Worry, like attention, is a limited resource; we can’t worry about everything at once. That means most of us are worrying about immediate threats — like losing our jobs or our health care — rather than nebulous threats that may or may not occur at any point over thousands of years, even if those are ultimately greater threats. One way to conserve our worry, as it were, is to offload it to others — experts who presumably know better than us the appropriate level of fear, and when to apply it. This may be an effective means of reducing personal anxiety, but it doesn’t necessarily make us safer. Before 2011, most seismologists believed that earthquakes with magnitudes higher than 8.4 were not possible in Japan. This is why Japan, where earthquakes and tsunamis are common, was unprepared for the consequences.

With diseases, prevention is better than cure — there’s no cure for polio, so we need the vaccine. But we can’t prevent these kinds of disasters. Take the Yellowstone caldera — can we lessen the force of an eruption by drilling down into the magma chamber to release some of the pressure?

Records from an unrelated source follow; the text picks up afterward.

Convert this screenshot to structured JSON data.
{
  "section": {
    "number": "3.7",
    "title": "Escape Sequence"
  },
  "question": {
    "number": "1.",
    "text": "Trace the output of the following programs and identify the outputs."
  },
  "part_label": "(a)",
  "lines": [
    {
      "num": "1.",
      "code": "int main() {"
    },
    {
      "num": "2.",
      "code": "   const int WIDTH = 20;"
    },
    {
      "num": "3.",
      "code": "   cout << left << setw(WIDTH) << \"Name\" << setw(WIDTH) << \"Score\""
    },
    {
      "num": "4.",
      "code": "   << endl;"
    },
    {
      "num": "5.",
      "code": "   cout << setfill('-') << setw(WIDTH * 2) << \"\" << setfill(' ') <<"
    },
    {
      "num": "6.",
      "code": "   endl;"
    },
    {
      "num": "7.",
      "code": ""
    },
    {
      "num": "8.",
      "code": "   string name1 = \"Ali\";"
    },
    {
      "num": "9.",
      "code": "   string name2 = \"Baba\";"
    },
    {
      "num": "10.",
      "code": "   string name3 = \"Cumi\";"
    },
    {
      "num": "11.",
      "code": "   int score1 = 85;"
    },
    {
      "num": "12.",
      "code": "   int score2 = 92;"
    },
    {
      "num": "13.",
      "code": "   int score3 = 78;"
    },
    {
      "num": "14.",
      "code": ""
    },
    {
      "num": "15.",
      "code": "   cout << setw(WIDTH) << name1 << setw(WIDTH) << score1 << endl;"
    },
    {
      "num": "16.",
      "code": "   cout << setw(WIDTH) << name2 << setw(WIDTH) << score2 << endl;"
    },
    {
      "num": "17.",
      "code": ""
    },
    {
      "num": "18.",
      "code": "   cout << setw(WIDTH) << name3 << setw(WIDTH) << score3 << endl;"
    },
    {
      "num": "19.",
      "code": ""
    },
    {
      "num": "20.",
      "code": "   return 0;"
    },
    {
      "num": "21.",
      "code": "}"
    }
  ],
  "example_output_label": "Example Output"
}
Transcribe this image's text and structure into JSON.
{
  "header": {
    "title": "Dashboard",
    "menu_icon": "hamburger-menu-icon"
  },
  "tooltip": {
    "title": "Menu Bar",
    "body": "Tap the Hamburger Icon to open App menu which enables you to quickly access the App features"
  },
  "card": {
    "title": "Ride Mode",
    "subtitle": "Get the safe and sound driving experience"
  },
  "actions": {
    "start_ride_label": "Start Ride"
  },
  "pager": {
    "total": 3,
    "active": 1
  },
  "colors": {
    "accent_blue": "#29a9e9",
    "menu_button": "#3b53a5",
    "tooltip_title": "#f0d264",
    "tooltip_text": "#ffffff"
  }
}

Not at all. Even if you were able to overcome the technological challenge of drilling that far down, says Daniel Dzurisin, a geologist with the United States Geological Survey’s Volcano Hazards Program, “all you would be doing is a pinprick, in a very large, very complicated system — it’s not just a big balloon full of magma, and it wouldn’t notice.”

I thought about that line for weeks: It wouldn’t notice. We can study a subduction zone obsessively, or pretend it doesn’t exist. Millions of people who live in areas vulnerable to megathrust tsunamis don’t even have the choice to worry or not; they don’t know the threat exists to begin with. Especially now, when we’re likely past the point of avoiding a climate calamity of our own creation, disasters can feel like karmic punishment. But the Earth is not a vengeful god — just an indifferent one.